Perhaps surprisingly, curmudgeons and pariahs have their place in a cozy game as an opportunity for player empathy, and adds authenticity to a community that might otherwise seem fake or oppressive. From cranky villagers in Animal Crossing to Oscar the Grouch, grumpy characters can be charming as opt-in engagements and reminders that life goes on in a community independent of the player.
Cozy Game Development
How can game studios allow for coziness? Emotional safety allows for honest communication and collaboration. Abundance leads to a willingness to experiment without fear of loss. We may also find key personnel are easier to retain when we’ve experienced a place we are able to feel safe and cozy.
The ideally cozy workspace would have:
- Opportunities to escape and change environments
- Food and coffee provided
- Familiarity and trust in colleagues
- Natural materials and lighting
- Access to the music or audio of choice
- Flexible hours or working from home support
- Refuge from external forces, pressures, or threats
- Separation of the role of manager and mentor, to allow for trusted confidantes
- Opportunities for work cliques to mingle and spend repeated time together
- Clear, gentle, considerate, and timely feedback when opted in
No matter what industry you work in, don’t go overboard trying to make everything cozy! You cannot force intimacy, and cozy spaces or times may be used as an escape from difficult topics or unpleasant interactions, leading to awkward conformity.

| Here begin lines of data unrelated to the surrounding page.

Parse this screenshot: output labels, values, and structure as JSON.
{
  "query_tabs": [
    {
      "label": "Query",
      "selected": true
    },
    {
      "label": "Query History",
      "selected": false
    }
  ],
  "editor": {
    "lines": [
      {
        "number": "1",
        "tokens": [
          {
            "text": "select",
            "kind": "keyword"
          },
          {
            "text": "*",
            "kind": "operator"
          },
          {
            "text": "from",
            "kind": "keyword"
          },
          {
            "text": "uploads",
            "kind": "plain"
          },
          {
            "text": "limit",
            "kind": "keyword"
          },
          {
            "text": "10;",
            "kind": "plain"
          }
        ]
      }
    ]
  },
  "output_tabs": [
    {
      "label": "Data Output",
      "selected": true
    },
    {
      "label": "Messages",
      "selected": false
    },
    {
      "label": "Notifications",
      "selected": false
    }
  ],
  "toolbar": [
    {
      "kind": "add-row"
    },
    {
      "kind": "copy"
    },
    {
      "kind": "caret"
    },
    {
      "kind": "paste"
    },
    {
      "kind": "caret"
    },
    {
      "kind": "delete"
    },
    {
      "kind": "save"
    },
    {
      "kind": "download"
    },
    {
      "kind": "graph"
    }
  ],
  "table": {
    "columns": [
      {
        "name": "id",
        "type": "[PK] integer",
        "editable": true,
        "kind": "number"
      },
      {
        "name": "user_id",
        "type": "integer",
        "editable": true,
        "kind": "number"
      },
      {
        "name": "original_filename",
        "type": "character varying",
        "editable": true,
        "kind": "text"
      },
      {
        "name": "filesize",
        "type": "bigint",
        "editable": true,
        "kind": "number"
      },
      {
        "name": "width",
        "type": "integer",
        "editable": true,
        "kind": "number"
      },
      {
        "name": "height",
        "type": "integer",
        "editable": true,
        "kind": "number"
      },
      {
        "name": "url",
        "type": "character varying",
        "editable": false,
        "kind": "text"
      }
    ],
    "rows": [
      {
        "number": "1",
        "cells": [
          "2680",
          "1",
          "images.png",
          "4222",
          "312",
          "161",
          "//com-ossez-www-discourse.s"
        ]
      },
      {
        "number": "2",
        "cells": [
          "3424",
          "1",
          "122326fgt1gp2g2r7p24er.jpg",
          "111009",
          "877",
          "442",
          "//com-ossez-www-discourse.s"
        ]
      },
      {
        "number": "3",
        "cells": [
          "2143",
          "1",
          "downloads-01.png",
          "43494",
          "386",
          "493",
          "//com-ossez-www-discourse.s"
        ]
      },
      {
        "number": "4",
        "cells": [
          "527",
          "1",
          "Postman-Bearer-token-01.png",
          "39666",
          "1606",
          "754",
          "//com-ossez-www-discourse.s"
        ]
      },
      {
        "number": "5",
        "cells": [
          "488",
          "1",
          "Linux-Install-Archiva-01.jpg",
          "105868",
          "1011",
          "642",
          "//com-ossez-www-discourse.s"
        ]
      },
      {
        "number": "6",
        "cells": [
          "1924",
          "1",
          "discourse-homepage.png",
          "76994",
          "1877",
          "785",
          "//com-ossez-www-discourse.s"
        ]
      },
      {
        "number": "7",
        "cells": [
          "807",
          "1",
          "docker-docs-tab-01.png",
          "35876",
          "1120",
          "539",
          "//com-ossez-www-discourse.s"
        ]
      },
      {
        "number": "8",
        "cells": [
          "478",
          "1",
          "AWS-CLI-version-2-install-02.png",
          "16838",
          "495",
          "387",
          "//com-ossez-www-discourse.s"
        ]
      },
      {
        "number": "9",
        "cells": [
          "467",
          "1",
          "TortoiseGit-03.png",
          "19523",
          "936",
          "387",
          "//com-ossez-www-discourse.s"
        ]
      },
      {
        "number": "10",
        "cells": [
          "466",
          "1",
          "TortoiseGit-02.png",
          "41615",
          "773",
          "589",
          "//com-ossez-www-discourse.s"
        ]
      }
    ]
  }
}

In most employment scenarios, including in games, the power differential guarantees that all parties cannot engage in true coziness — one person has the ability to severely affect the career of the other, and therefore, trust should not be expected or used to manipulate.
Let’s Cozy Up!
So what do you think? Do you have any favorite cozy moments from games, whether it’s the bonfire from Dark Souls or the home in Undertale? Did we forget any elements of coziness that you find important? What are your favorite cozy games?
Feel free to tweet @kitfoxgames or comment below!